**TASK TO CARRY OUT**
Copy the records that follow exactly, leaving nothing out.

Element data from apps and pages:
++++

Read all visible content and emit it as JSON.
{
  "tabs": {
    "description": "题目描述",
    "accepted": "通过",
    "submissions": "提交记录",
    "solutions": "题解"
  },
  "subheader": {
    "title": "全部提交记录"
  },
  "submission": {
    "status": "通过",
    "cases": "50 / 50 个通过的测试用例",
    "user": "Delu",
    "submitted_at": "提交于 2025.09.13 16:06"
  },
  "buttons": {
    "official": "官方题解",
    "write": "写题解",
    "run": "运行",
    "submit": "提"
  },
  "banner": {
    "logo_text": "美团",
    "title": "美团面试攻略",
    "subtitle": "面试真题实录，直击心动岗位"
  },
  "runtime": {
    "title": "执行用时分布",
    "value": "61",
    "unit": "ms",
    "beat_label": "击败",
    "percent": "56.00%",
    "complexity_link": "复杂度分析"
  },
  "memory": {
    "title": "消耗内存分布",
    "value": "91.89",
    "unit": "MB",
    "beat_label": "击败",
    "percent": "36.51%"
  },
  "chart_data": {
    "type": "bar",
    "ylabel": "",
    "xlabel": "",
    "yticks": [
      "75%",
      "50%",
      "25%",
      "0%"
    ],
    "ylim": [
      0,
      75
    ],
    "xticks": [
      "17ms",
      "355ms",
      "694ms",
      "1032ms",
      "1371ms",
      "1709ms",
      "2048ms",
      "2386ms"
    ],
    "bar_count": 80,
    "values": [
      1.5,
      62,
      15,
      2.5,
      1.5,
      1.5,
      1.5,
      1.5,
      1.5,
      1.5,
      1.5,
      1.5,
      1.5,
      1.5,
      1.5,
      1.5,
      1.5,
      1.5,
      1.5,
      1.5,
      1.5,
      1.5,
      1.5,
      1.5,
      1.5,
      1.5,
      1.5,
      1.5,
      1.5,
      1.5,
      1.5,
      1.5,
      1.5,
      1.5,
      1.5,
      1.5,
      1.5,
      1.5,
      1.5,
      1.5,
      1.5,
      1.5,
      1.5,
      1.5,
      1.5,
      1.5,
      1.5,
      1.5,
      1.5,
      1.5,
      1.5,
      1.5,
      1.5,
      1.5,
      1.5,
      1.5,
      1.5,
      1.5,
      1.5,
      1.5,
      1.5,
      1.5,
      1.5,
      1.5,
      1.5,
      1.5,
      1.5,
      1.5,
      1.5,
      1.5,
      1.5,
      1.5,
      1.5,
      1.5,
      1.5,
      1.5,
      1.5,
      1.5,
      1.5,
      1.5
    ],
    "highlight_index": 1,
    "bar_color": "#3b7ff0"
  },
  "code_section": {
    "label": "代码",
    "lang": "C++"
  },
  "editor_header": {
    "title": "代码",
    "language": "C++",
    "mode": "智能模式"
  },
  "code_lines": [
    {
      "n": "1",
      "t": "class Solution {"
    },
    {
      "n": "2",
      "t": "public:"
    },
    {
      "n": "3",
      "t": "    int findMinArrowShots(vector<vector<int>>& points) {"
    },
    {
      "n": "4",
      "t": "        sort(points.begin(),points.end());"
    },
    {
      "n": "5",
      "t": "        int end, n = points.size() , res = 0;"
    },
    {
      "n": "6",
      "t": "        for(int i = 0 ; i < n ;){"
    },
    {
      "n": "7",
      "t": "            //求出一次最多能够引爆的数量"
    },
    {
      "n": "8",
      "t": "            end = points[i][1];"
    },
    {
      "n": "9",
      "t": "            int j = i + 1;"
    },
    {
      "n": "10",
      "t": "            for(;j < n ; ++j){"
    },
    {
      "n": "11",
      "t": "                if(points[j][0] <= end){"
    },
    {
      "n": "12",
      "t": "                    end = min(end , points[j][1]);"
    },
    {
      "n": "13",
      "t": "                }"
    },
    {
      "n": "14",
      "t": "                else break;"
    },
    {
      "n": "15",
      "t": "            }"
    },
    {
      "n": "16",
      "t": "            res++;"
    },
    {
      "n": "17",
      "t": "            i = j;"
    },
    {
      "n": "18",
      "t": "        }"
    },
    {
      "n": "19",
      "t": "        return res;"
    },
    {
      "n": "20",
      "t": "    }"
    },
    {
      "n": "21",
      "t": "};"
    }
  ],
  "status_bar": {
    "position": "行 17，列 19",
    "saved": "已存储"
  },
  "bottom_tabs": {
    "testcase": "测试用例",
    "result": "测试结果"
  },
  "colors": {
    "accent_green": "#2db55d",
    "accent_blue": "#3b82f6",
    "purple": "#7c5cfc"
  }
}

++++

**RESULT OF THIS TASK**
Read all visible content and emit it as JSON.
{
  "tabs": {
    "description": "题目描述",
    "accepted": "通过",
    "submissions": "提交记录",
    "solutions": "题解"
  },
  "subheader": {
    "title": "全部提交记录"
  },
  "submission": {
    "status": "通过",
    "cases": "50 / 50 个通过的测试用例",
    "user": "Delu",
    "submitted_at": "提交于 2025.09.13 16:06"
  },
  "buttons": {
    "official": "官方题解",
    "write": "写题解",
    "run": "运行",
    "submit": "提"
  },
  "banner": {
    "logo_text": "美团",
    "title": "美团面试攻略",
    "subtitle": "面试真题实录，直击心动岗位"
  },
  "runtime": {
    "title": "执行用时分布",
    "value": "61",
    "unit": "ms",
    "beat_label": "击败",
    "percent": "56.00%",
    "complexity_link": "复杂度分析"
  },
  "memory": {
    "title": "消耗内存分布",
    "value": "91.89",
    "unit": "MB",
    "beat_label": "击败",
    "percent": "36.51%"
  },
  "chart_data": {
    "type": "bar",
    "ylabel": "",
    "xlabel": "",
    "yticks": [
      "75%",
      "50%",
      "25%",
      "0%"
    ],
    "ylim": [
      0,
      75
    ],
    "xticks": [
      "17ms",
      "355ms",
      "694ms",
      "1032ms",
      "1371ms",
      "1709ms",
      "2048ms",
      "2386ms"
    ],
    "bar_count": 80,
    "values": [
      1.5,
      62,
      15,
      2.5,
      1.5,
      1.5,
      1.5,
      1.5,
      1.5,
      1.5,
      1.5,
      1.5,
      1.5,
      1.5,
      1.5,
      1.5,
      1.5,
      1.5,
      1.5,
      1.5,
      1.5,
      1.5,
      1.5,
      1.5,
      1.5,
      1.5,
      1.5,
      1.5,
      1.5,
      1.5,
      1.5,
      1.5,
      1.5,
      1.5,
      1.5,
      1.5,
      1.5,
      1.5,
      1.5,
      1.5,
      1.5,
      1.5,
      1.5,
      1.5,
      1.5,
      1.5,
      1.5,
      1.5,
      1.5,
      1.5,
      1.5,
      1.5,
      1.5,
      1.5,
      1.5,
      1.5,
      1.5,
      1.5,
      1.5,
      1.5,
      1.5,
      1.5,
      1.5,
      1.5,
      1.5,
      1.5,
      1.5,
      1.5,
      1.5,
      1.5,
      1.5,
      1.5,
      1.5,
      1.5,
      1.5,
      1.5,
      1.5,
      1.5,
      1.5,
      1.5
    ],
    "highlight_index": 1,
    "bar_color": "#3b7ff0"
  },
  "code_section": {
    "label": "代码",
    "lang": "C++"
  },
  "editor_header": {
    "title": "代码",
    "language": "C++",
    "mode": "智能模式"
  },
  "code_lines": [
    {
      "n": "1",
      "t": "class Solution {"
    },
    {
      "n": "2",
      "t": "public:"
    },
    {
      "n": "3",
      "t": "    int findMinArrowShots(vector<vector<int>>& points) {"
    },
    {
      "n": "4",
      "t": "        sort(points.begin(),points.end());"
    },
    {
      "n": "5",
      "t": "        int end, n = points.size() , res = 0;"
    },
    {
      "n": "6",
      "t": "        for(int i = 0 ; i < n ;){"
    },
    {
      "n": "7",
      "t": "            //求出一次最多能够引爆的数量"
    },
    {
      "n": "8",
      "t": "            end = points[i][1];"
    },
    {
      "n": "9",
      "t": "            int j = i + 1;"
    },
    {
      "n": "10",
      "t": "            for(;j < n ; ++j){"
    },
    {
      "n": "11",
      "t": "                if(points[j][0] <= end){"
    },
    {
      "n": "12",
      "t": "                    end = min(end , points[j][1]);"
    },
    {
      "n": "13",
      "t": "                }"
    },
    {
      "n": "14",
      "t": "                else break;"
    },
    {
      "n": "15",
      "t": "            }"
    },
    {
      "n": "16",
      "t": "            res++;"
    },
    {
      "n": "17",
      "t": "            i = j;"
    },
    {
      "n": "18",
      "t": "        }"
    },
    {
      "n": "19",
      "t": "        return res;"
    },
    {
      "n": "20",
      "t": "    }"
    },
    {
      "n": "21",
      "t": "};"
    }
  ],
  "status_bar": {
    "position": "行 17，列 19",
    "saved": "已存储"
  },
  "bottom_tabs": {
    "testcase": "测试用例",
    "result": "测试结果"
  },
  "colors": {
    "accent_green": "#2db55d",
    "accent_blue": "#3b82f6",
    "purple": "#7c5cfc"
  }
}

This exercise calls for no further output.